### Task prompt
Pick every line from the data below that contains the string "true" and copy it.

Entries from a dataset of interfaces:
════════════════

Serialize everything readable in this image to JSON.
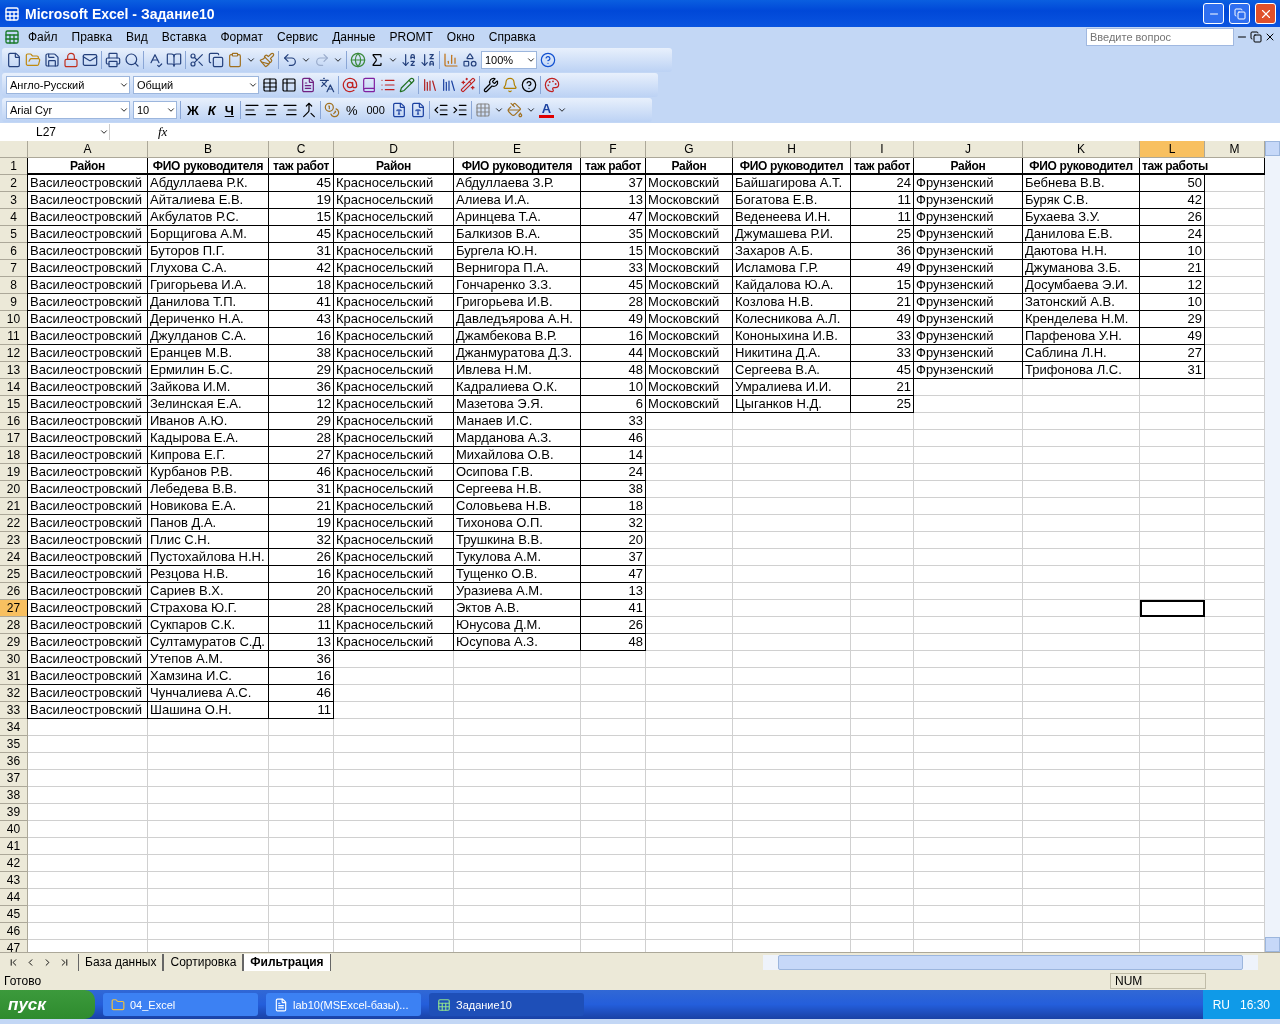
{
  "window": {
    "title": "Microsoft Excel - Задание10"
  },
  "menu": [
    {
      "label": "Файл"
    },
    {
      "label": "Правка"
    },
    {
      "label": "Вид"
    },
    {
      "label": "Вставка"
    },
    {
      "label": "Формат"
    },
    {
      "label": "Сервис"
    },
    {
      "label": "Данные"
    },
    {
      "label": "PROMT"
    },
    {
      "label": "Окно"
    },
    {
      "label": "Справка"
    }
  ],
  "help_box": {
    "placeholder": "Введите вопрос"
  },
  "standard_toolbar": {
    "zoom": "100%"
  },
  "promt_toolbar": {
    "direction": "Англо-Русский",
    "format": "Общий"
  },
  "formatting_toolbar": {
    "font": "Arial Cyr",
    "size": "10",
    "bold": "Ж",
    "italic": "К",
    "underline": "Ч",
    "percent": "%",
    "thousands": "000",
    "font_color": "A"
  },
  "formula_bar": {
    "name_box": "L27",
    "fx": "fx"
  },
  "sheet": {
    "columns": [
      {
        "letter": "A",
        "kind": "text",
        "selected": false
      },
      {
        "letter": "B",
        "kind": "text",
        "selected": false
      },
      {
        "letter": "C",
        "kind": "number",
        "selected": false
      },
      {
        "letter": "D",
        "kind": "text",
        "selected": false
      },
      {
        "letter": "E",
        "kind": "text",
        "selected": false
      },
      {
        "letter": "F",
        "kind": "number",
        "selected": false
      },
      {
        "letter": "G",
        "kind": "text",
        "selected": false
      },
      {
        "letter": "H",
        "kind": "text",
        "selected": false
      },
      {
        "letter": "I",
        "kind": "number",
        "selected": false
      },
      {
        "letter": "J",
        "kind": "text",
        "selected": false
      },
      {
        "letter": "K",
        "kind": "text",
        "selected": false
      },
      {
        "letter": "L",
        "kind": "number",
        "selected": true
      },
      {
        "letter": "M",
        "kind": "text",
        "selected": false
      }
    ],
    "rows": [
      {
        "number": "1",
        "kind": "header",
        "selected": false,
        "cells": [
          "Район",
          "ФИО руководителя",
          "таж работ",
          "Район",
          "ФИО руководителя",
          "таж работ",
          "Район",
          "ФИО руководител",
          "таж работ",
          "Район",
          "ФИО руководител",
          "таж работы"
        ]
      },
      {
        "number": "2",
        "kind": "data",
        "selected": false,
        "cells": [
          "Василеостровский",
          "Абдуллаева Р.К.",
          "45",
          "Красносельский",
          "Абдуллаева З.Р.",
          "37",
          "Московский",
          "Байшагирова А.Т.",
          "24",
          "Фрунзенский",
          "Бебнева В.В.",
          "50"
        ]
      },
      {
        "number": "3",
        "kind": "data",
        "selected": false,
        "cells": [
          "Василеостровский",
          "Айталиева Е.В.",
          "19",
          "Красносельский",
          "Алиева И.А.",
          "13",
          "Московский",
          "Богатова Е.В.",
          "11",
          "Фрунзенский",
          "Буряк С.В.",
          "42"
        ]
      },
      {
        "number": "4",
        "kind": "data",
        "selected": false,
        "cells": [
          "Василеостровский",
          "Акбулатов Р.С.",
          "15",
          "Красносельский",
          "Аринцева Т.А.",
          "47",
          "Московский",
          "Веденеева И.Н.",
          "11",
          "Фрунзенский",
          "Бухаева З.У.",
          "26"
        ]
      },
      {
        "number": "5",
        "kind": "data",
        "selected": false,
        "cells": [
          "Василеостровский",
          "Борщигова А.М.",
          "45",
          "Красносельский",
          "Балкизов В.А.",
          "35",
          "Московский",
          "Джумашева Р.И.",
          "25",
          "Фрунзенский",
          "Данилова Е.В.",
          "24"
        ]
      },
      {
        "number": "6",
        "kind": "data",
        "selected": false,
        "cells": [
          "Василеостровский",
          "Буторов П.Г.",
          "31",
          "Красносельский",
          "Бургела Ю.Н.",
          "15",
          "Московский",
          "Захаров А.Б.",
          "36",
          "Фрунзенский",
          "Даютова Н.Н.",
          "10"
        ]
      },
      {
        "number": "7",
        "kind": "data",
        "selected": false,
        "cells": [
          "Василеостровский",
          "Глухова С.А.",
          "42",
          "Красносельский",
          "Вернигора П.А.",
          "33",
          "Московский",
          "Исламова Г.Р.",
          "49",
          "Фрунзенский",
          "Джуманова З.Б.",
          "21"
        ]
      },
      {
        "number": "8",
        "kind": "data",
        "selected": false,
        "cells": [
          "Василеостровский",
          "Григорьева И.А.",
          "18",
          "Красносельский",
          "Гончаренко З.З.",
          "45",
          "Московский",
          "Кайдалова Ю.А.",
          "15",
          "Фрунзенский",
          "Досумбаева Э.И.",
          "12"
        ]
      },
      {
        "number": "9",
        "kind": "data",
        "selected": false,
        "cells": [
          "Василеостровский",
          "Данилова Т.П.",
          "41",
          "Красносельский",
          "Григорьева И.В.",
          "28",
          "Московский",
          "Козлова Н.В.",
          "21",
          "Фрунзенский",
          "Затонский А.В.",
          "10"
        ]
      },
      {
        "number": "10",
        "kind": "data",
        "selected": false,
        "cells": [
          "Василеостровский",
          "Дериченко Н.А.",
          "43",
          "Красносельский",
          "Давледъярова А.Н.",
          "49",
          "Московский",
          "Колесникова А.Л.",
          "49",
          "Фрунзенский",
          "Кренделева Н.М.",
          "29"
        ]
      },
      {
        "number": "11",
        "kind": "data",
        "selected": false,
        "cells": [
          "Василеостровский",
          "Джулданов С.А.",
          "16",
          "Красносельский",
          "Джамбекова В.Р.",
          "16",
          "Московский",
          "Кононыхина И.В.",
          "33",
          "Фрунзенский",
          "Парфенова У.Н.",
          "49"
        ]
      },
      {
        "number": "12",
        "kind": "data",
        "selected": false,
        "cells": [
          "Василеостровский",
          "Еранцев М.В.",
          "38",
          "Красносельский",
          "Джанмуратова Д.З.",
          "44",
          "Московский",
          "Никитина Д.А.",
          "33",
          "Фрунзенский",
          "Саблина Л.Н.",
          "27"
        ]
      },
      {
        "number": "13",
        "kind": "data",
        "selected": false,
        "cells": [
          "Василеостровский",
          "Ермилин Б.С.",
          "29",
          "Красносельский",
          "Ивлева Н.М.",
          "48",
          "Московский",
          "Сергеева В.А.",
          "45",
          "Фрунзенский",
          "Трифонова Л.С.",
          "31"
        ]
      },
      {
        "number": "14",
        "kind": "data",
        "selected": false,
        "cells": [
          "Василеостровский",
          "Зайкова И.М.",
          "36",
          "Красносельский",
          "Кадралиева О.К.",
          "10",
          "Московский",
          "Умралиева И.И.",
          "21",
          null,
          null,
          null
        ]
      },
      {
        "number": "15",
        "kind": "data",
        "selected": false,
        "cells": [
          "Василеостровский",
          "Зелинская Е.А.",
          "12",
          "Красносельский",
          "Мазетова Э.Я.",
          "6",
          "Московский",
          "Цыганков Н.Д.",
          "25",
          null,
          null,
          null
        ]
      },
      {
        "number": "16",
        "kind": "data",
        "selected": false,
        "cells": [
          "Василеостровский",
          "Иванов А.Ю.",
          "29",
          "Красносельский",
          "Манаев И.С.",
          "33",
          null,
          null,
          null,
          null,
          null,
          null
        ]
      },
      {
        "number": "17",
        "kind": "data",
        "selected": false,
        "cells": [
          "Василеостровский",
          "Кадырова Е.А.",
          "28",
          "Красносельский",
          "Марданова А.З.",
          "46",
          null,
          null,
          null,
          null,
          null,
          null
        ]
      },
      {
        "number": "18",
        "kind": "data",
        "selected": false,
        "cells": [
          "Василеостровский",
          "Кипрова Е.Г.",
          "27",
          "Красносельский",
          "Михайлова О.В.",
          "14",
          null,
          null,
          null,
          null,
          null,
          null
        ]
      },
      {
        "number": "19",
        "kind": "data",
        "selected": false,
        "cells": [
          "Василеостровский",
          "Курбанов Р.В.",
          "46",
          "Красносельский",
          "Осипова Г.В.",
          "24",
          null,
          null,
          null,
          null,
          null,
          null
        ]
      },
      {
        "number": "20",
        "kind": "data",
        "selected": false,
        "cells": [
          "Василеостровский",
          "Лебедева В.В.",
          "31",
          "Красносельский",
          "Сергеева Н.В.",
          "38",
          null,
          null,
          null,
          null,
          null,
          null
        ]
      },
      {
        "number": "21",
        "kind": "data",
        "selected": false,
        "cells": [
          "Василеостровский",
          "Новикова Е.А.",
          "21",
          "Красносельский",
          "Соловьева Н.В.",
          "18",
          null,
          null,
          null,
          null,
          null,
          null
        ]
      },
      {
        "number": "22",
        "kind": "data",
        "selected": false,
        "cells": [
          "Василеостровский",
          "Панов Д.А.",
          "19",
          "Красносельский",
          "Тихонова О.П.",
          "32",
          null,
          null,
          null,
          null,
          null,
          null
        ]
      },
      {
        "number": "23",
        "kind": "data",
        "selected": false,
        "cells": [
          "Василеостровский",
          "Плис С.Н.",
          "32",
          "Красносельский",
          "Трушкина В.В.",
          "20",
          null,
          null,
          null,
          null,
          null,
          null
        ]
      },
      {
        "number": "24",
        "kind": "data",
        "selected": false,
        "cells": [
          "Василеостровский",
          "Пустохайлова Н.Н.",
          "26",
          "Красносельский",
          "Тукулова А.М.",
          "37",
          null,
          null,
          null,
          null,
          null,
          null
        ]
      },
      {
        "number": "25",
        "kind": "data",
        "selected": false,
        "cells": [
          "Василеостровский",
          "Резцова Н.В.",
          "16",
          "Красносельский",
          "Тущенко О.В.",
          "47",
          null,
          null,
          null,
          null,
          null,
          null
        ]
      },
      {
        "number": "26",
        "kind": "data",
        "selected": false,
        "cells": [
          "Василеостровский",
          "Сариев В.Х.",
          "20",
          "Красносельский",
          "Уразиева А.М.",
          "13",
          null,
          null,
          null,
          null,
          null,
          null
        ]
      },
      {
        "number": "27",
        "kind": "data",
        "selected": true,
        "cells": [
          "Василеостровский",
          "Страхова Ю.Г.",
          "28",
          "Красносельский",
          "Эктов А.В.",
          "41",
          null,
          null,
          null,
          null,
          null,
          null
        ]
      },
      {
        "number": "28",
        "kind": "data",
        "selected": false,
        "cells": [
          "Василеостровский",
          "Сукпаров С.К.",
          "11",
          "Красносельский",
          "Юнусова Д.М.",
          "26",
          null,
          null,
          null,
          null,
          null,
          null
        ]
      },
      {
        "number": "29",
        "kind": "data",
        "selected": false,
        "cells": [
          "Василеостровский",
          "Султамуратов С.Д.",
          "13",
          "Красносельский",
          "Юсупова А.З.",
          "48",
          null,
          null,
          null,
          null,
          null,
          null
        ]
      },
      {
        "number": "30",
        "kind": "data",
        "selected": false,
        "cells": [
          "Василеостровский",
          "Утепов А.М.",
          "36",
          null,
          null,
          null,
          null,
          null,
          null,
          null,
          null,
          null
        ]
      },
      {
        "number": "31",
        "kind": "data",
        "selected": false,
        "cells": [
          "Василеостровский",
          "Хамзина И.С.",
          "16",
          null,
          null,
          null,
          null,
          null,
          null,
          null,
          null,
          null
        ]
      },
      {
        "number": "32",
        "kind": "data",
        "selected": false,
        "cells": [
          "Василеостровский",
          "Чунчалиева А.С.",
          "46",
          null,
          null,
          null,
          null,
          null,
          null,
          null,
          null,
          null
        ]
      },
      {
        "number": "33",
        "kind": "data",
        "selected": false,
        "cells": [
          "Василеостровский",
          "Шашина О.Н.",
          "11",
          null,
          null,
          null,
          null,
          null,
          null,
          null,
          null,
          null
        ]
      },
      {
        "number": "34",
        "kind": "data",
        "selected": false
      },
      {
        "number": "35",
        "kind": "data",
        "selected": false
      },
      {
        "number": "36",
        "kind": "data",
        "selected": false
      },
      {
        "number": "37",
        "kind": "data",
        "selected": false
      },
      {
        "number": "38",
        "kind": "data",
        "selected": false
      },
      {
        "number": "39",
        "kind": "data",
        "selected": false
      },
      {
        "number": "40",
        "kind": "data",
        "selected": false
      },
      {
        "number": "41",
        "kind": "data",
        "selected": false
      },
      {
        "number": "42",
        "kind": "data",
        "selected": false
      },
      {
        "number": "43",
        "kind": "data",
        "selected": false
      },
      {
        "number": "44",
        "kind": "data",
        "selected": false
      },
      {
        "number": "45",
        "kind": "data",
        "selected": false
      },
      {
        "number": "46",
        "kind": "data",
        "selected": false
      },
      {
        "number": "47",
        "kind": "data",
        "selected": false
      }
    ]
  },
  "sheet_tabs": [
    {
      "label": "База данных",
      "selected": false
    },
    {
      "label": "Сортировка",
      "selected": false
    },
    {
      "label": "Фильтрация",
      "selected": true
    }
  ],
  "status_bar": {
    "text": "Готово",
    "indicator": "NUM"
  },
  "taskbar": {
    "start": "пуск",
    "tasks": [
      {
        "label": "04_Excel",
        "kind": "folder",
        "selected": false
      },
      {
        "label": "lab10(MSExcel-базы)...",
        "kind": "document",
        "selected": false
      },
      {
        "label": "Задание10",
        "kind": "excel",
        "selected": true
      }
    ],
    "language": "RU",
    "time": "16:30"
  }
}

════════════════

### Answer box
        "selected": true
        "selected": true,
      "selected": true
        "selected": true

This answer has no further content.